→ **What you will do**:
Copy out all of the lines below exactly; the pictures do not belong in the copy.

→ **Input data**:
============================================================
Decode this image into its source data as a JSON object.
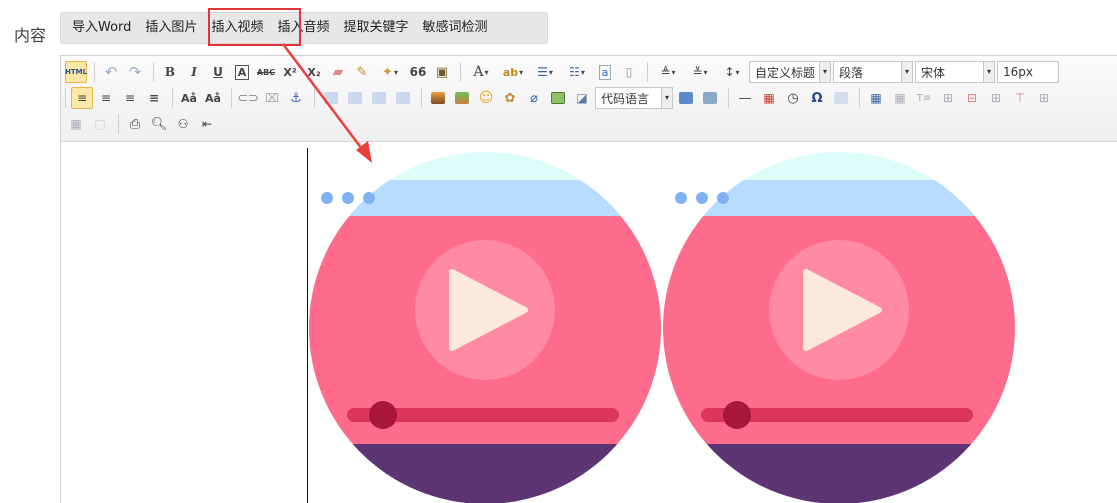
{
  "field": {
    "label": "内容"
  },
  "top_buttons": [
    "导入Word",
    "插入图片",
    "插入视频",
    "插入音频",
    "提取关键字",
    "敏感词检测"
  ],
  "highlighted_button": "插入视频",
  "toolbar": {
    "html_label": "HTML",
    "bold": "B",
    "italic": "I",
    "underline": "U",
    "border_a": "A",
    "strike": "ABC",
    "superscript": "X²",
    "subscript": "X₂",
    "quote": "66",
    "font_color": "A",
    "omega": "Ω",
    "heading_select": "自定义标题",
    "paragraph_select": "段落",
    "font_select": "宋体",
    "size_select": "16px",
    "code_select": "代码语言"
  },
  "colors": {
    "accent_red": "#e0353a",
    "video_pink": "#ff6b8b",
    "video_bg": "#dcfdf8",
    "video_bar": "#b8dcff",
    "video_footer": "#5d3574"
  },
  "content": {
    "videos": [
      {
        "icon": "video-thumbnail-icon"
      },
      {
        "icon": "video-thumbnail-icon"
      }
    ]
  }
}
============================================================
→ **Solution to this problem**:
Decode this image into its source data as a JSON object.
{
  "field": {
    "label": "内容"
  },
  "top_buttons": [
    "导入Word",
    "插入图片",
    "插入视频",
    "插入音频",
    "提取关键字",
    "敏感词检测"
  ],
  "highlighted_button": "插入视频",
  "toolbar": {
    "html_label": "HTML",
    "bold": "B",
    "italic": "I",
    "underline": "U",
    "border_a": "A",
    "strike": "ABC",
    "superscript": "X²",
    "subscript": "X₂",
    "quote": "66",
    "font_color": "A",
    "omega": "Ω",
    "heading_select": "自定义标题",
    "paragraph_select": "段落",
    "font_select": "宋体",
    "size_select": "16px",
    "code_select": "代码语言"
  },
  "colors": {
    "accent_red": "#e0353a",
    "video_pink": "#ff6b8b",
    "video_bg": "#dcfdf8",
    "video_bar": "#b8dcff",
    "video_footer": "#5d3574"
  },
  "content": {
    "videos": [
      {
        "icon": "video-thumbnail-icon"
      },
      {
        "icon": "video-thumbnail-icon"
      }
    ]
  }
}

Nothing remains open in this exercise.